A traditional CT scan is an x-ray procedure that combines many x-ray images with the aid of a computer to generate cross-sectional views of the body. Cardiac CT uses the advanced CT technology with intravenous (IV) contrast (dye) to visualize your cardiac anatomy, coronary circulation and great vessels. Cleveland Clinic uses state-of-the-art multi-row detector CT scanners. With multi-slice scanning, it is possible to acquire high-resolution three-dimensional images of the moving heart and great vessels.
Learn about an enhanced cardiac imaging experience
A cardiac computed tomography also may be called a coronary CT angiography, MSCT, CT, cardiac CT, coronary CTA or cardiac CAT scan.
Cardiac CTs are used to evaluate:
- the heart muscle
- the coronary arteries
- the pulmonary veins
- the thoracic and abdominal aorta
- the sac around the heart (pericardium)
What to expect
- You will change into a hospital gown.
- A nurse will insert an IV line into a vein in your arm to administer contrast (dye) during your procedure.

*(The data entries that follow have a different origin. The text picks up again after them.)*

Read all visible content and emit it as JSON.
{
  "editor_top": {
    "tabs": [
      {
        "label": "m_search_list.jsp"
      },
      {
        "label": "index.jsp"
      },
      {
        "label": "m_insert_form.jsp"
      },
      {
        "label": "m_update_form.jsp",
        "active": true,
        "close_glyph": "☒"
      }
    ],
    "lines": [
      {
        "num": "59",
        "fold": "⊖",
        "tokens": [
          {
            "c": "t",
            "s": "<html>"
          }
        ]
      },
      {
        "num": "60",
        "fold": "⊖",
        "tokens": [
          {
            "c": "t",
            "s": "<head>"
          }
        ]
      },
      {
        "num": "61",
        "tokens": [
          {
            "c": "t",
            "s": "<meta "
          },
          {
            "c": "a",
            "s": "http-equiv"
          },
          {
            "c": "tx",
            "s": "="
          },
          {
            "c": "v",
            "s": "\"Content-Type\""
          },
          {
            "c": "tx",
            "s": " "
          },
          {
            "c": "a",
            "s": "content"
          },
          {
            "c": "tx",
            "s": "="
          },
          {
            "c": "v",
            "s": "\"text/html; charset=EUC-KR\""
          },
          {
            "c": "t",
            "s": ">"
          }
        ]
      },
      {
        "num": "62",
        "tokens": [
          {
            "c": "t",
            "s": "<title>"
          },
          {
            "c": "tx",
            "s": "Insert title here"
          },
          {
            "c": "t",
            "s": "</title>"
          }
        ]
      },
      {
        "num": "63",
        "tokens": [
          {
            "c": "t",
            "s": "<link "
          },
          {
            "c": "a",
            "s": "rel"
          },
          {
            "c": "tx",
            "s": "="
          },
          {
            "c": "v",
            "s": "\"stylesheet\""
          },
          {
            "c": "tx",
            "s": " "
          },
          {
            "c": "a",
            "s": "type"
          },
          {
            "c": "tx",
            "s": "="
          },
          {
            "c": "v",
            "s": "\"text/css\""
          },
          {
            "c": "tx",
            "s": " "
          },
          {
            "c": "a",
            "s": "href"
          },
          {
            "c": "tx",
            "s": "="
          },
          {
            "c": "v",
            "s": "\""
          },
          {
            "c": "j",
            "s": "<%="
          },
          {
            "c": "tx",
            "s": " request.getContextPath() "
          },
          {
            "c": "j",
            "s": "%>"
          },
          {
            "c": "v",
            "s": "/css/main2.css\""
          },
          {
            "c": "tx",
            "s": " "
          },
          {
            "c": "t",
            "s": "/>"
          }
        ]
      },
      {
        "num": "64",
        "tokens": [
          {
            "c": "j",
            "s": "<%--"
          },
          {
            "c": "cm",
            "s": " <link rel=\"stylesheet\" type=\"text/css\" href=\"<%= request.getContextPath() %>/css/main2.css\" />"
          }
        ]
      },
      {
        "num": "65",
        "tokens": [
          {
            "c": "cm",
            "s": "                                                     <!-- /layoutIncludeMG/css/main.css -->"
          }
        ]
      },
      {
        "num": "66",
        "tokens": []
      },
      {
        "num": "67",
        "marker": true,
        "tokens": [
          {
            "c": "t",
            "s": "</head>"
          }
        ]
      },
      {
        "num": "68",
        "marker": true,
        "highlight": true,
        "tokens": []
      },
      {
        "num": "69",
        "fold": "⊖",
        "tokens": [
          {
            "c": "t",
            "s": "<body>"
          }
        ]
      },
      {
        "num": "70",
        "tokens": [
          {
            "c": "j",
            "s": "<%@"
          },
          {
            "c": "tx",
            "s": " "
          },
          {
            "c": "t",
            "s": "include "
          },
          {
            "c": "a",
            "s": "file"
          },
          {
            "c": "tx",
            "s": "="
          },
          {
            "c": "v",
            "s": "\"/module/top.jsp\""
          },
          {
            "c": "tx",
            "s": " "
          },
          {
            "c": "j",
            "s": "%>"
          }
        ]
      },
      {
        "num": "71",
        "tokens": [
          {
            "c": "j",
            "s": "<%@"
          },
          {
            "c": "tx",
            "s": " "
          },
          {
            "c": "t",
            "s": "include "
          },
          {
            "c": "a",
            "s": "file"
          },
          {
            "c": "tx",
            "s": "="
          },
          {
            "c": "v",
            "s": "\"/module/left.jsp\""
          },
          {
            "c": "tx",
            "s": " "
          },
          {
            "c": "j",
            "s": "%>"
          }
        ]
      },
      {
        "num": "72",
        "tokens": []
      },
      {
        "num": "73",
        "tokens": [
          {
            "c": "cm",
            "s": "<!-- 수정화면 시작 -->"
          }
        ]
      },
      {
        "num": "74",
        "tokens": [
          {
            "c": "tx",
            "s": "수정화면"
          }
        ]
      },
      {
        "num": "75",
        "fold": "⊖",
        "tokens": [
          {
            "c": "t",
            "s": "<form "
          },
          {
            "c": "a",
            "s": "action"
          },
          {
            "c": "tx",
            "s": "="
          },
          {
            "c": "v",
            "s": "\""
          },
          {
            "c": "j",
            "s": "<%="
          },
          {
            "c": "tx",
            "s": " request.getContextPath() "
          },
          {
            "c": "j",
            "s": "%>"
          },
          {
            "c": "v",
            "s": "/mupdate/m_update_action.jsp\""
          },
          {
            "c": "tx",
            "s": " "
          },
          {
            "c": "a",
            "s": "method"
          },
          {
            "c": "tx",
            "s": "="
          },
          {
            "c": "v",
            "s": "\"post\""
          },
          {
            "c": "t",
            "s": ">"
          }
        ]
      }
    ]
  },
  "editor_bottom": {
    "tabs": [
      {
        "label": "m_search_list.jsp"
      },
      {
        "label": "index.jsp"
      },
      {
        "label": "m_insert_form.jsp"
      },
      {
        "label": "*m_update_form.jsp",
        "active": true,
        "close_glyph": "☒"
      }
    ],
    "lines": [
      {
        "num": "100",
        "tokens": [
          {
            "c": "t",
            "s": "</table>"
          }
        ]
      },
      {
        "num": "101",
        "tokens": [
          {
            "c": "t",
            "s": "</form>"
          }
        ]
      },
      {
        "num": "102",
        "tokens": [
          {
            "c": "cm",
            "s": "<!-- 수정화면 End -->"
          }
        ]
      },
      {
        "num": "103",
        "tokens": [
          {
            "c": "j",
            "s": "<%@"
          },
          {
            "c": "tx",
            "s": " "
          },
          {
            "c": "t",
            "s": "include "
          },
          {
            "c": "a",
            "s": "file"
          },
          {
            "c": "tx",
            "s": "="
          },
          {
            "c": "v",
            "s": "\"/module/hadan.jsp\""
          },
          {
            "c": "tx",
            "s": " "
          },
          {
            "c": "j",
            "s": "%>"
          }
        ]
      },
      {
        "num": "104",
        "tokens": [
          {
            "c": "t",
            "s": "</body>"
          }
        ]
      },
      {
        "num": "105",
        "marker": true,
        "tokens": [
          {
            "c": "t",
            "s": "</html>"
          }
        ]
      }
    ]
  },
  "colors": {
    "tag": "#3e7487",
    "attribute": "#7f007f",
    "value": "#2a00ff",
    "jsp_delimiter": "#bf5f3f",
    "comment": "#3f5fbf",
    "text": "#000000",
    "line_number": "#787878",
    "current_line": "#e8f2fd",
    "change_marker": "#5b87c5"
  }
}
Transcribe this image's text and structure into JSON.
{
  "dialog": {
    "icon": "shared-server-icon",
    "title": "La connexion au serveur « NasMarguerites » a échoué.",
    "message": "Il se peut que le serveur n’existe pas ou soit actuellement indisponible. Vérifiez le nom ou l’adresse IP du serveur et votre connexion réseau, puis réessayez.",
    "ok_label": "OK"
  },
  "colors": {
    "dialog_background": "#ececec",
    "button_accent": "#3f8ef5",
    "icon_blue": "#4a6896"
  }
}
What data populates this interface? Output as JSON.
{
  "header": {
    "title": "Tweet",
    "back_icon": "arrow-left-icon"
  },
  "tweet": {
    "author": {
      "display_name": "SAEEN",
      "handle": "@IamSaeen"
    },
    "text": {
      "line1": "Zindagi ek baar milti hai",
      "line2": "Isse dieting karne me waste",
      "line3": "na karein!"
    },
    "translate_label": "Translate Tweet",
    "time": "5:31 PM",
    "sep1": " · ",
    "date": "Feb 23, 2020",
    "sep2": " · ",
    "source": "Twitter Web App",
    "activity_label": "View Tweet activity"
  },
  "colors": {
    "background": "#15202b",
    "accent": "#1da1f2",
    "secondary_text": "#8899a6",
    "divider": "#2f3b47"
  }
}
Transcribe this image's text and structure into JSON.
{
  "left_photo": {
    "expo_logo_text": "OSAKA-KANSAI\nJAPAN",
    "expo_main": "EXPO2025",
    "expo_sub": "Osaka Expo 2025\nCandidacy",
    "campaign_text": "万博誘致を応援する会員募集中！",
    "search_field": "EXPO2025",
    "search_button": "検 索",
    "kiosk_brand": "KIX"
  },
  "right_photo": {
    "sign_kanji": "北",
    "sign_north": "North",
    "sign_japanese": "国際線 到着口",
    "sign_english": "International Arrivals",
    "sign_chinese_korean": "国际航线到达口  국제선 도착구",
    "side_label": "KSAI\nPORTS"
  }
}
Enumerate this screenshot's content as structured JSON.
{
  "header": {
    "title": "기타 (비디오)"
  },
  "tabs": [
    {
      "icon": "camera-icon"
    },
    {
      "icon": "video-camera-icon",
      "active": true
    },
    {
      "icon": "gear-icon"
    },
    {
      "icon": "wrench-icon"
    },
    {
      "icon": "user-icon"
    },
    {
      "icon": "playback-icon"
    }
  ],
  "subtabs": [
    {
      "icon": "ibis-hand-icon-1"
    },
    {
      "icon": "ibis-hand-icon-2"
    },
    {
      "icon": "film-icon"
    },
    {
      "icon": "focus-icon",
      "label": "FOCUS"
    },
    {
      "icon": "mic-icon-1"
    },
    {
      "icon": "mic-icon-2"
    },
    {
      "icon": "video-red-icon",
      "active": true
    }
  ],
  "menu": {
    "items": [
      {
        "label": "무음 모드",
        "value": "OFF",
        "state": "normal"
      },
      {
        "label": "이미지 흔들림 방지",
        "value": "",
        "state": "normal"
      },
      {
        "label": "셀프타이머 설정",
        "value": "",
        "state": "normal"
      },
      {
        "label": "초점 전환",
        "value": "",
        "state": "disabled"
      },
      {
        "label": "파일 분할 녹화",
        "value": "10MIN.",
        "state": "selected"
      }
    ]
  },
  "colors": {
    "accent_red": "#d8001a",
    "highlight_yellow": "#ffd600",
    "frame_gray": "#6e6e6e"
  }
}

- You will lie on a special scanning table.
- The technologist will clean three small areas of your chest and place small, sticky electrode patches on these areas. Men may expect to have their chest partially shaved to help the electrodes stick. The electrodes are attached to an electrocardiograph (EKG) monitor, which charts your heart’s electrical activity during the test.
- You will lie on the scanner table, and you will be asked to raise your arms over your head for the duration of the exam.
- During the scan, you will feel the table move inside a donut-shaped scanner. You will receive a contrast agent through your IV to help produce the images. It is common to feel a warm sensation as the contrast circulates through your body.
- Once the technologist is sure that all the information is collected, the IV will be removed.
The entire procedure may take 30 to 45 minutes, but the actual CT scan only takes a few seconds.
After the procedure
- You may continue all normal activities and eat as usual after the test.
- Your physician will discuss the results of your test with you.
Please ask your doctor if you have any questions about the cardiac CT.
Are there any risks with CT?
A CT scan is a low risk procedure. Occasionally, patients experience an adverse reaction to the contrast agent. Some patients develop itching or a rash following the injection. These symptoms are usually self-limiting and resolve without further treatment. Antihistamines can be administered if needed for symptomatic relief. Rarely, a more serious allergic reaction, called an anaphylactic reaction, occurs that may result in breathing difficulty. This reaction is potentially life-threatening and would require medications and treatment to reverse the symptoms. CT scanners use x-rays. For your safety, the amount of radiation exposure is kept to a minimum. Because x-rays can harm a developing fetus, however, this procedure is not recommended if you are pregnant.
To schedule an appointment, you or your doctor may call 800.223.2273, extension 57050.